Without my library I..."will be bored. I would not read any books. I will not have fun. My Level reading will be bad. If my computer broke, I will not have a place where I do my homeworks, projects, and more. I will not have somebody to help me in my homework when I don't know. I would not have a program where I could learn. I will be so bored and sad if I didn't have my library."

As you can see, she was NOT happy with the prospect of libraries being closed. When I explained to her in general about the budget cuts, she said "Are they idiots?" I didn't quite know how to answer her.

Let's not be idiots, people. Let's keep our libraries open. FOR THE CHILDREN.

Monday, June 4, 2012

How to Save a Library

The Spring season brings with it certain painful inevitabilities: pollen allergies, warming temperatures (which is not a good thing for creatures of the cold such as myself), endless rain storms, and not the least frustrating, New York City budget negotiations. Yes, it's that time of year again, when public librarians and library users all across the city throw down the gauntlet, take off the gloves, and begin the fight against library cuts and closures. No, my friends, I am not a fan of Spring.

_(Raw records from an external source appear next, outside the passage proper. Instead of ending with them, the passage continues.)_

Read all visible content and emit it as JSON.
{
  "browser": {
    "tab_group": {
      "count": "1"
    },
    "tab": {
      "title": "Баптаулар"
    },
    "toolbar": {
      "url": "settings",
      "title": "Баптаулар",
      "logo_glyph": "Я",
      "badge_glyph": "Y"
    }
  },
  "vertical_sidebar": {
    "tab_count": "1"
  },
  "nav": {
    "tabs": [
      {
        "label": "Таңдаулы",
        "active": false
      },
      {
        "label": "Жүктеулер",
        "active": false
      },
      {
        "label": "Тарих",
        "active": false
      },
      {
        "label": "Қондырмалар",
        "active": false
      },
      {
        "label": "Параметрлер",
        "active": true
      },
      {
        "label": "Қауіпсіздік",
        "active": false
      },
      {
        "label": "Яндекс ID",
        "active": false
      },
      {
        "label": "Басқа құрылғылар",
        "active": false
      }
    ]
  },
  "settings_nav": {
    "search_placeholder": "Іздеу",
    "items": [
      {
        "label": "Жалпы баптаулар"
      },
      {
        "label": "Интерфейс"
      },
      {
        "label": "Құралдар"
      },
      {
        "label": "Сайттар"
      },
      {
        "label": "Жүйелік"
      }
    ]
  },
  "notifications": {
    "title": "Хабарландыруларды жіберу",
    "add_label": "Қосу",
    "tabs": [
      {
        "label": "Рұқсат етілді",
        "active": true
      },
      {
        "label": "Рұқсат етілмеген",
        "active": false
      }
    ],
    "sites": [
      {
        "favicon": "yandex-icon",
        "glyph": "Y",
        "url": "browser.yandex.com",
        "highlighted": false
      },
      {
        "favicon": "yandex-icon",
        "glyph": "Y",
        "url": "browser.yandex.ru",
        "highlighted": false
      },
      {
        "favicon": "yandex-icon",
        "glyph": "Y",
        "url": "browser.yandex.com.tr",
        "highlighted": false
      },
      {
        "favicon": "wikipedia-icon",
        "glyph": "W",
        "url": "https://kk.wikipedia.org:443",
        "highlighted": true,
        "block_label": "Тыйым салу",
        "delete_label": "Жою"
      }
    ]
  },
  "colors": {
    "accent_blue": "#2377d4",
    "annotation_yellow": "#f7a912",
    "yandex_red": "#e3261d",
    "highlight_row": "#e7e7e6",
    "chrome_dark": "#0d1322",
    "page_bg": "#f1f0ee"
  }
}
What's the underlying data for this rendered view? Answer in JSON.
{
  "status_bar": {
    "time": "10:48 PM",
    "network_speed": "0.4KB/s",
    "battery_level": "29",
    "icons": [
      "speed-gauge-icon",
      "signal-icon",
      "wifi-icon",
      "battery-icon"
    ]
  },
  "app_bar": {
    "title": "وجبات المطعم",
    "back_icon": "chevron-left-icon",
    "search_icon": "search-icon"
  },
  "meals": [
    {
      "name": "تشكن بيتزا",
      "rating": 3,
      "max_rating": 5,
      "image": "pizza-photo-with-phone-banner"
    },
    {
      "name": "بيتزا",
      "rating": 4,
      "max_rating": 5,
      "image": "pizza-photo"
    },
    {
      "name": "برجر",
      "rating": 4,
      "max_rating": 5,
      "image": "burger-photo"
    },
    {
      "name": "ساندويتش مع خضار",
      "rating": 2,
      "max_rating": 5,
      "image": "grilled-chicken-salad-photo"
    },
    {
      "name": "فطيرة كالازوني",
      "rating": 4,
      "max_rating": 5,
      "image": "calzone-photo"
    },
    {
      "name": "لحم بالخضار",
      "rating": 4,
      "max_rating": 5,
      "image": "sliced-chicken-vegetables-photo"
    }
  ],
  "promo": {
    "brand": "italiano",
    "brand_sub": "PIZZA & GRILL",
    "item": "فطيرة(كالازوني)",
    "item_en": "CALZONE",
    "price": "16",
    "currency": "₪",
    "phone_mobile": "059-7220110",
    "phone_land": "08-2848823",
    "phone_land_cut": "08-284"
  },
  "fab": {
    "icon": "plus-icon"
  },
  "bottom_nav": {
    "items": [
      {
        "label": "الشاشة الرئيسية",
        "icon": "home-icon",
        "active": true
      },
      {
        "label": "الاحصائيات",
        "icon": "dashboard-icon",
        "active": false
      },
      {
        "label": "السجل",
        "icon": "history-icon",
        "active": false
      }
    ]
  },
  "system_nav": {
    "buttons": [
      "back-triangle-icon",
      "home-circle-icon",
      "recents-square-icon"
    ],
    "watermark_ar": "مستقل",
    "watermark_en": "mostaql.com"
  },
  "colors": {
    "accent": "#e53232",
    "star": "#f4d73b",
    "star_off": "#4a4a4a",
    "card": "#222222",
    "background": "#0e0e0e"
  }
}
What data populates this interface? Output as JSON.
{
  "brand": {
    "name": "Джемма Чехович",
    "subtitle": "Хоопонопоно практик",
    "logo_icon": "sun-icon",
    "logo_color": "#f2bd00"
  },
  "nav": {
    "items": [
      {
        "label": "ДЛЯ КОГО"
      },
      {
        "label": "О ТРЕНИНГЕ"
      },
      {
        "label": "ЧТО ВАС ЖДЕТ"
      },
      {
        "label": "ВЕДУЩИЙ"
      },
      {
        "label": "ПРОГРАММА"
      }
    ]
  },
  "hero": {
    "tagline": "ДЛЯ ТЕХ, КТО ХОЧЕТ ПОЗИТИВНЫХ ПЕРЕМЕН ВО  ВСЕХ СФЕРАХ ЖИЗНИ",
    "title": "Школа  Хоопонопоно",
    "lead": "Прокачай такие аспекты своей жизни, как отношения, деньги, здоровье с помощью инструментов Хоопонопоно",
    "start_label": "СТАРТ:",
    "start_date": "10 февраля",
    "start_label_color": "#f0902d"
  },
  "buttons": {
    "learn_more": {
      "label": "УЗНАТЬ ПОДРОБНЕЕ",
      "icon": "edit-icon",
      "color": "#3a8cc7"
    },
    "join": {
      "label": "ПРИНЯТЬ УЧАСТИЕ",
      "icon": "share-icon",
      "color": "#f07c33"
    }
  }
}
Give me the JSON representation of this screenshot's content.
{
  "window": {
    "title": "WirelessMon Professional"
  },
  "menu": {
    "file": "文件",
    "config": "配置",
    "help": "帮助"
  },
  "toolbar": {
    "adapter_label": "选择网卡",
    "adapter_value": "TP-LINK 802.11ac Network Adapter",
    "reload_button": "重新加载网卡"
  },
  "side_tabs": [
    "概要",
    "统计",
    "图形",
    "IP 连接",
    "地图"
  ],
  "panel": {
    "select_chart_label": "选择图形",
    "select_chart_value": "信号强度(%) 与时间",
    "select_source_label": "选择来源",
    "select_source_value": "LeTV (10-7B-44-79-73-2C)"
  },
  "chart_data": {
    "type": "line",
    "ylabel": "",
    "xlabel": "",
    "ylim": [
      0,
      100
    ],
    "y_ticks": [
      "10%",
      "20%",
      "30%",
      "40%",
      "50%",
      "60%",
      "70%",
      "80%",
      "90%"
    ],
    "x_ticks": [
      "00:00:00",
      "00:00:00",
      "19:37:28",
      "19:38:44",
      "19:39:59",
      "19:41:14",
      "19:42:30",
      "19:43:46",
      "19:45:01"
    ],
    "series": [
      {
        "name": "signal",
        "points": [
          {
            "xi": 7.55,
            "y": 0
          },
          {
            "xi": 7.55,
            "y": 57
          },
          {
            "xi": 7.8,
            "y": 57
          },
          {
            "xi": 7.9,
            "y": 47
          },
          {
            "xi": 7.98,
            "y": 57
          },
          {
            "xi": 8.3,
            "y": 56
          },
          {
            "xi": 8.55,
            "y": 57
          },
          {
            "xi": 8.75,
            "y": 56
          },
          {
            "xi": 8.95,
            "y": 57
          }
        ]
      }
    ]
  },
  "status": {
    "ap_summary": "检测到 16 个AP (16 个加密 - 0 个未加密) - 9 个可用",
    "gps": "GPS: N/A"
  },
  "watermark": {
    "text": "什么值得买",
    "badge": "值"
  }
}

Budget cuts make me angry, and you wouldn't like me when I'm angry.  

This is my "budget cut protest" stance.
The problem: Mayor Bloomberg is once again threatening to cut the budgets of all three NYC library systems - it would be a 32% cut in Brooklyn alone. I don't need to tell you how devastating this would be for libraries, and I probably don't need to rehash the reasons I think libraries are important...nay...essential in these economic times. (If you read this blog regularly, you probably already know my reasons, but if you need a bit more inspiration, Urban Librarians Unite has a great post up about why public librarians continue to fight.)

The solution(s): All hope is not completely lost. There are simple and effective ways to combat the budget problems we are facing, and anyone living in NYC can help. If you are a library user, or you love libraries in general, or you think that our communities benefit from libraries in ANY WAY, the single most important thing to do in this fight is to let your voice be heard. Simply put, let your elected officials know that you oppose library budget cuts and potential closures. That's it! It doesn't have to be anything fancy.

THE PETITIONS: The fastest way to do this is to sign one of the online petitions provided by the three library systems. Just click on your borough and pour your little library-loving hearts out.



NYPL! (Manhattan, Bronx, Staten Island)

If you want to get even more involved, stop by this year's 24-Hour Read-In at Brooklyn Public Library's Central branch starting at 4pm on Saturday, June 9th. It's a lot of fun, and a great way to show your support for libraries. (Plus you get to hear cool people read stuff out loud. It's like storytime for grownups!) *Update: The Read-In was a great success and a lot of fun! We thank everyone who attended.

Last but not least: it never hurts to call 311 or send an email, letter, or postcard directly to Mayor Bloomberg, as illustrated by this amazing 10-year-old in one of my blog posts from last year, "Postcards from the Edge (of the Reference Desk)." (Of course, your letters don't have to  be as threatening.)  

Thanks, everyone. Your support makes all the difference. Keep the faith, fight the power, and other generic phrases of encouragement!